Reprint the lines below as they are, minus the pictures.

(The data Opens)

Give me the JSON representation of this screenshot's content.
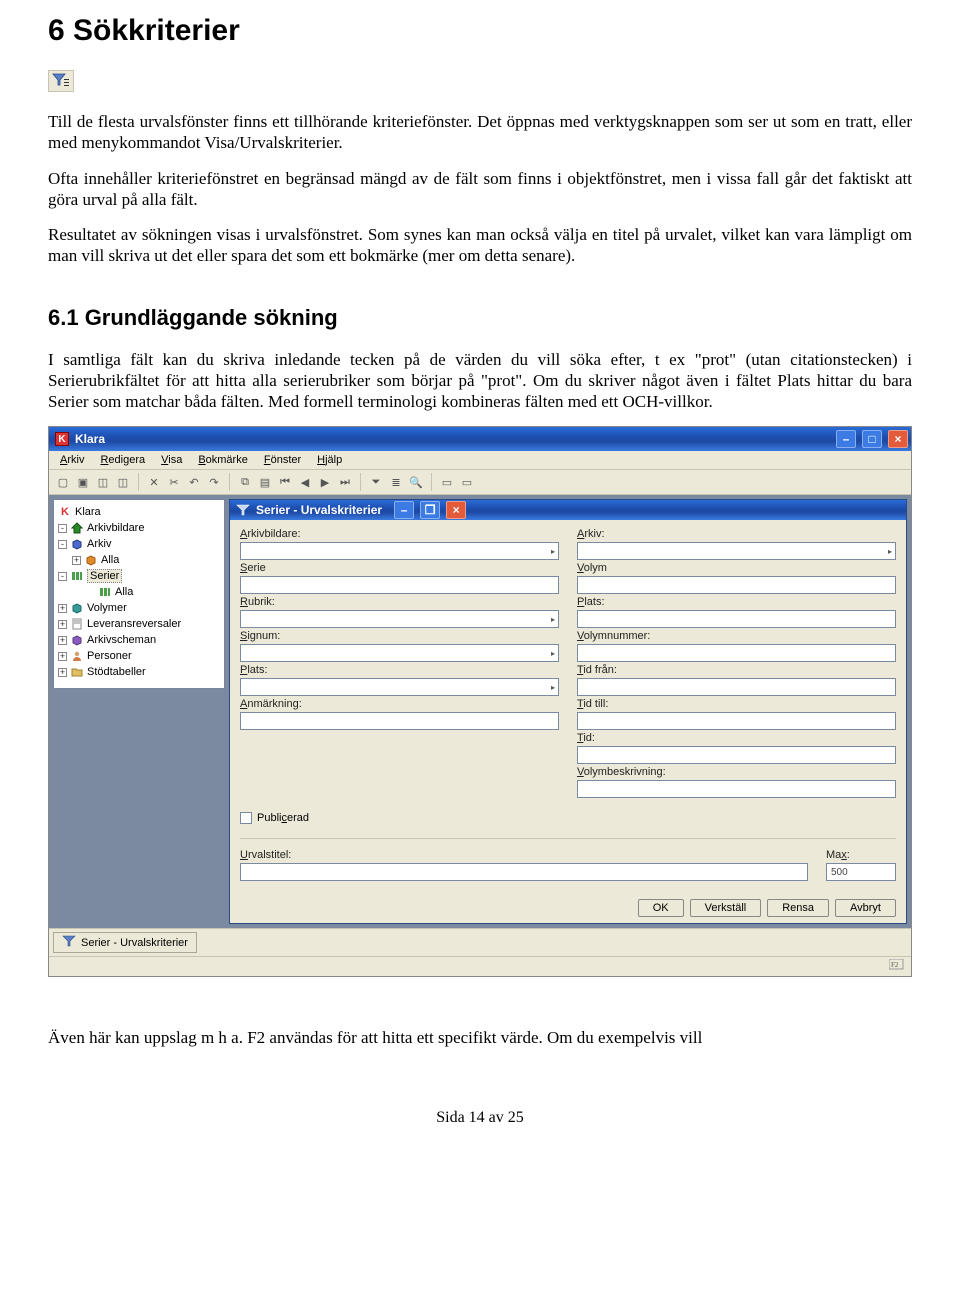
{
  "heading": "6   Sökkriterier",
  "para1": "Till de flesta urvalsfönster finns ett tillhörande kriteriefönster. Det öppnas med verktygsknappen som ser ut som en tratt, eller med menykommandot Visa/Urvalskriterier.",
  "para2": "Ofta innehåller kriteriefönstret en begränsad mängd av de fält som finns i objektfönstret, men i vissa fall går det faktiskt att göra urval på alla fält.",
  "para3": "Resultatet av sökningen visas i urvalsfönstret. Som synes kan man också välja en titel på urvalet, vilket kan vara lämpligt om man vill skriva ut det eller spara det som ett bokmärke (mer om detta senare).",
  "subheading": "6.1   Grundläggande sökning",
  "para4": "I samtliga fält kan du skriva inledande tecken på de värden du vill söka efter, t ex \"prot\" (utan citationstecken) i Serierubrikfältet för att hitta alla serierubriker som börjar på \"prot\". Om du skriver något även i fältet Plats hittar du bara Serier som matchar båda fälten. Med formell terminologi kombineras fälten med ett OCH-villkor.",
  "para5": "Även här kan uppslag m h a. F2 användas för att hitta ett specifikt värde. Om du exempelvis vill",
  "footer": "Sida 14 av 25",
  "app": {
    "title": "Klara",
    "menu": [
      "Arkiv",
      "Redigera",
      "Visa",
      "Bokmärke",
      "Fönster",
      "Hjälp"
    ],
    "tree": {
      "root": "Klara",
      "items": [
        {
          "twist": "-",
          "icon": "home",
          "label": "Arkivbildare"
        },
        {
          "twist": "-",
          "icon": "cube-blue",
          "label": "Arkiv"
        },
        {
          "twist": "+",
          "icon": "cube-orange",
          "label": "Alla",
          "indent": 1
        },
        {
          "twist": "-",
          "icon": "bars-green",
          "label": "Serier",
          "indent": 0,
          "sel": true
        },
        {
          "twist": " ",
          "icon": "bars-green",
          "label": "Alla",
          "indent": 2
        },
        {
          "twist": "+",
          "icon": "cube-teal",
          "label": "Volymer"
        },
        {
          "twist": "+",
          "icon": "doc",
          "label": "Leveransreversaler"
        },
        {
          "twist": "+",
          "icon": "cube-purple",
          "label": "Arkivscheman"
        },
        {
          "twist": "+",
          "icon": "person",
          "label": "Personer"
        },
        {
          "twist": "+",
          "icon": "folder",
          "label": "Stödtabeller"
        }
      ]
    },
    "inner": {
      "title": "Serier - Urvalskriterier",
      "fields_left": [
        {
          "label": "Arkivbildare:",
          "kind": "drop"
        },
        {
          "label": "Serie",
          "kind": "plain"
        },
        {
          "label": "Rubrik:",
          "kind": "drop"
        },
        {
          "label": "Signum:",
          "kind": "drop"
        },
        {
          "label": "Plats:",
          "kind": "drop"
        },
        {
          "label": "Anmärkning:",
          "kind": "plain"
        }
      ],
      "fields_right": [
        {
          "label": "Arkiv:",
          "kind": "drop"
        },
        {
          "label": "Volym",
          "kind": "plain"
        },
        {
          "label": "Plats:",
          "kind": "plain"
        },
        {
          "label": "Volymnummer:",
          "kind": "plain"
        },
        {
          "label": "Tid från:",
          "kind": "plain"
        },
        {
          "label": "Tid till:",
          "kind": "plain"
        },
        {
          "label": "Tid:",
          "kind": "plain"
        },
        {
          "label": "Volymbeskrivning:",
          "kind": "plain"
        }
      ],
      "checkbox": "Publicerad",
      "urval_label": "Urvalstitel:",
      "max_label": "Max:",
      "max_value": "500",
      "buttons": [
        "OK",
        "Verkställ",
        "Rensa",
        "Avbryt"
      ]
    },
    "taskbar": "Serier - Urvalskriterier",
    "f2": "F2"
  }
}
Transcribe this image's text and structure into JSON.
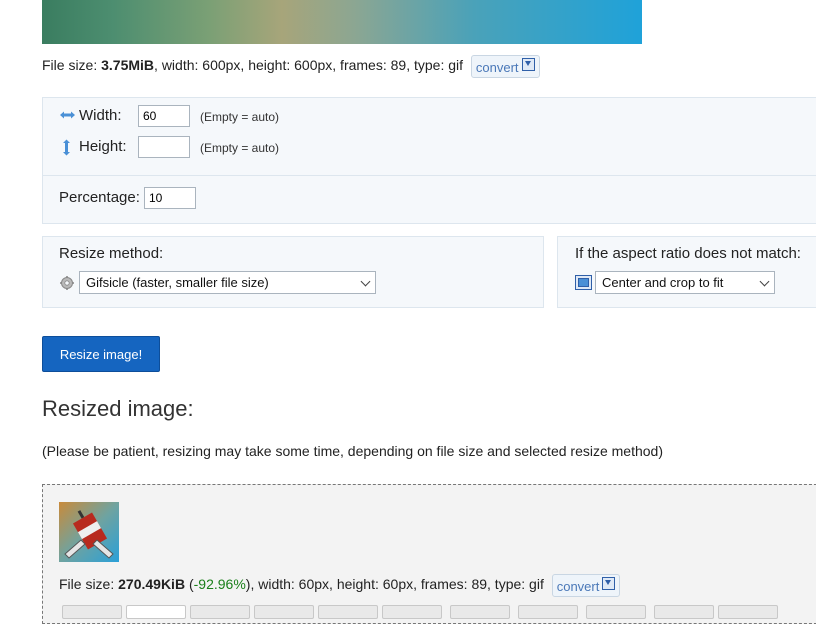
{
  "source": {
    "label_prefix": "File size:",
    "size": "3.75MiB",
    "details": ", width: 600px, height: 600px, frames: 89, type: gif",
    "convert_label": "convert"
  },
  "dimensions": {
    "width_label": "Width:",
    "width_value": "60",
    "width_hint": "(Empty = auto)",
    "height_label": "Height:",
    "height_value": "",
    "height_hint": "(Empty = auto)",
    "percentage_label": "Percentage:",
    "percentage_value": "10"
  },
  "resize_method": {
    "label": "Resize method:",
    "selected": "Gifsicle (faster, smaller file size)",
    "icon": "gear-icon"
  },
  "aspect": {
    "label": "If the aspect ratio does not match:",
    "selected": "Center and crop to fit",
    "icon": "crop-icon"
  },
  "resize_button": "Resize image!",
  "result": {
    "heading": "Resized image:",
    "note": "(Please be patient, resizing may take some time, depending on file size and selected resize method)",
    "label_prefix": "File size:",
    "size": "270.49KiB",
    "pct_open": " (",
    "pct": "-92.96%",
    "details": "), width: 60px, height: 60px, frames: 89, type: gif",
    "convert_label": "convert"
  },
  "colors": {
    "button": "#1565c0",
    "panel": "#f5f8fb",
    "savings": "#1a7f1a"
  }
}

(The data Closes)

### Answer section
Give me the JSON representation of this screenshot's content.
{
  "heading": "6   Sökkriterier",
  "para1": "Till de flesta urvalsfönster finns ett tillhörande kriteriefönster. Det öppnas med verktygsknappen som ser ut som en tratt, eller med menykommandot Visa/Urvalskriterier.",
  "para2": "Ofta innehåller kriteriefönstret en begränsad mängd av de fält som finns i objektfönstret, men i vissa fall går det faktiskt att göra urval på alla fält.",
  "para3": "Resultatet av sökningen visas i urvalsfönstret. Som synes kan man också välja en titel på urvalet, vilket kan vara lämpligt om man vill skriva ut det eller spara det som ett bokmärke (mer om detta senare).",
  "subheading": "6.1   Grundläggande sökning",
  "para4": "I samtliga fält kan du skriva inledande tecken på de värden du vill söka efter, t ex \"prot\" (utan citationstecken) i Serierubrikfältet för att hitta alla serierubriker som börjar på \"prot\". Om du skriver något även i fältet Plats hittar du bara Serier som matchar båda fälten. Med formell terminologi kombineras fälten med ett OCH-villkor.",
  "para5": "Även här kan uppslag m h a. F2 användas för att hitta ett specifikt värde. Om du exempelvis vill",
  "footer": "Sida 14 av 25",
  "app": {
    "title": "Klara",
    "menu": [
      "Arkiv",
      "Redigera",
      "Visa",
      "Bokmärke",
      "Fönster",
      "Hjälp"
    ],
    "tree": {
      "root": "Klara",
      "items": [
        {
          "twist": "-",
          "icon": "home",
          "label": "Arkivbildare"
        },
        {
          "twist": "-",
          "icon": "cube-blue",
          "label": "Arkiv"
        },
        {
          "twist": "+",
          "icon": "cube-orange",
          "label": "Alla",
          "indent": 1
        },
        {
          "twist": "-",
          "icon": "bars-green",
          "label": "Serier",
          "indent": 0,
          "sel": true
        },
        {
          "twist": " ",
          "icon": "bars-green",
          "label": "Alla",
          "indent": 2
        },
        {
          "twist": "+",
          "icon": "cube-teal",
          "label": "Volymer"
        },
        {
          "twist": "+",
          "icon": "doc",
          "label": "Leveransreversaler"
        },
        {
          "twist": "+",
          "icon": "cube-purple",
          "label": "Arkivscheman"
        },
        {
          "twist": "+",
          "icon": "person",
          "label": "Personer"
        },
        {
          "twist": "+",
          "icon": "folder",
          "label": "Stödtabeller"
        }
      ]
    },
    "inner": {
      "title": "Serier - Urvalskriterier",
      "fields_left": [
        {
          "label": "Arkivbildare:",
          "kind": "drop"
        },
        {
          "label": "Serie",
          "kind": "plain"
        },
        {
          "label": "Rubrik:",
          "kind": "drop"
        },
        {
          "label": "Signum:",
          "kind": "drop"
        },
        {
          "label": "Plats:",
          "kind": "drop"
        },
        {
          "label": "Anmärkning:",
          "kind": "plain"
        }
      ],
      "fields_right": [
        {
          "label": "Arkiv:",
          "kind": "drop"
        },
        {
          "label": "Volym",
          "kind": "plain"
        },
        {
          "label": "Plats:",
          "kind": "plain"
        },
        {
          "label": "Volymnummer:",
          "kind": "plain"
        },
        {
          "label": "Tid från:",
          "kind": "plain"
        },
        {
          "label": "Tid till:",
          "kind": "plain"
        },
        {
          "label": "Tid:",
          "kind": "plain"
        },
        {
          "label": "Volymbeskrivning:",
          "kind": "plain"
        }
      ],
      "checkbox": "Publicerad",
      "urval_label": "Urvalstitel:",
      "max_label": "Max:",
      "max_value": "500",
      "buttons": [
        "OK",
        "Verkställ",
        "Rensa",
        "Avbryt"
      ]
    },
    "taskbar": "Serier - Urvalskriterier",
    "f2": "F2"
  }
}
Transcribe this image's text and structure into JSON.
{
  "source": {
    "label_prefix": "File size:",
    "size": "3.75MiB",
    "details": ", width: 600px, height: 600px, frames: 89, type: gif",
    "convert_label": "convert"
  },
  "dimensions": {
    "width_label": "Width:",
    "width_value": "60",
    "width_hint": "(Empty = auto)",
    "height_label": "Height:",
    "height_value": "",
    "height_hint": "(Empty = auto)",
    "percentage_label": "Percentage:",
    "percentage_value": "10"
  },
  "resize_method": {
    "label": "Resize method:",
    "selected": "Gifsicle (faster, smaller file size)",
    "icon": "gear-icon"
  },
  "aspect": {
    "label": "If the aspect ratio does not match:",
    "selected": "Center and crop to fit",
    "icon": "crop-icon"
  },
  "resize_button": "Resize image!",
  "result": {
    "heading": "Resized image:",
    "note": "(Please be patient, resizing may take some time, depending on file size and selected resize method)",
    "label_prefix": "File size:",
    "size": "270.49KiB",
    "pct_open": " (",
    "pct": "-92.96%",
    "details": "), width: 60px, height: 60px, frames: 89, type: gif",
    "convert_label": "convert"
  },
  "colors": {
    "button": "#1565c0",
    "panel": "#f5f8fb",
    "savings": "#1a7f1a"
  }
}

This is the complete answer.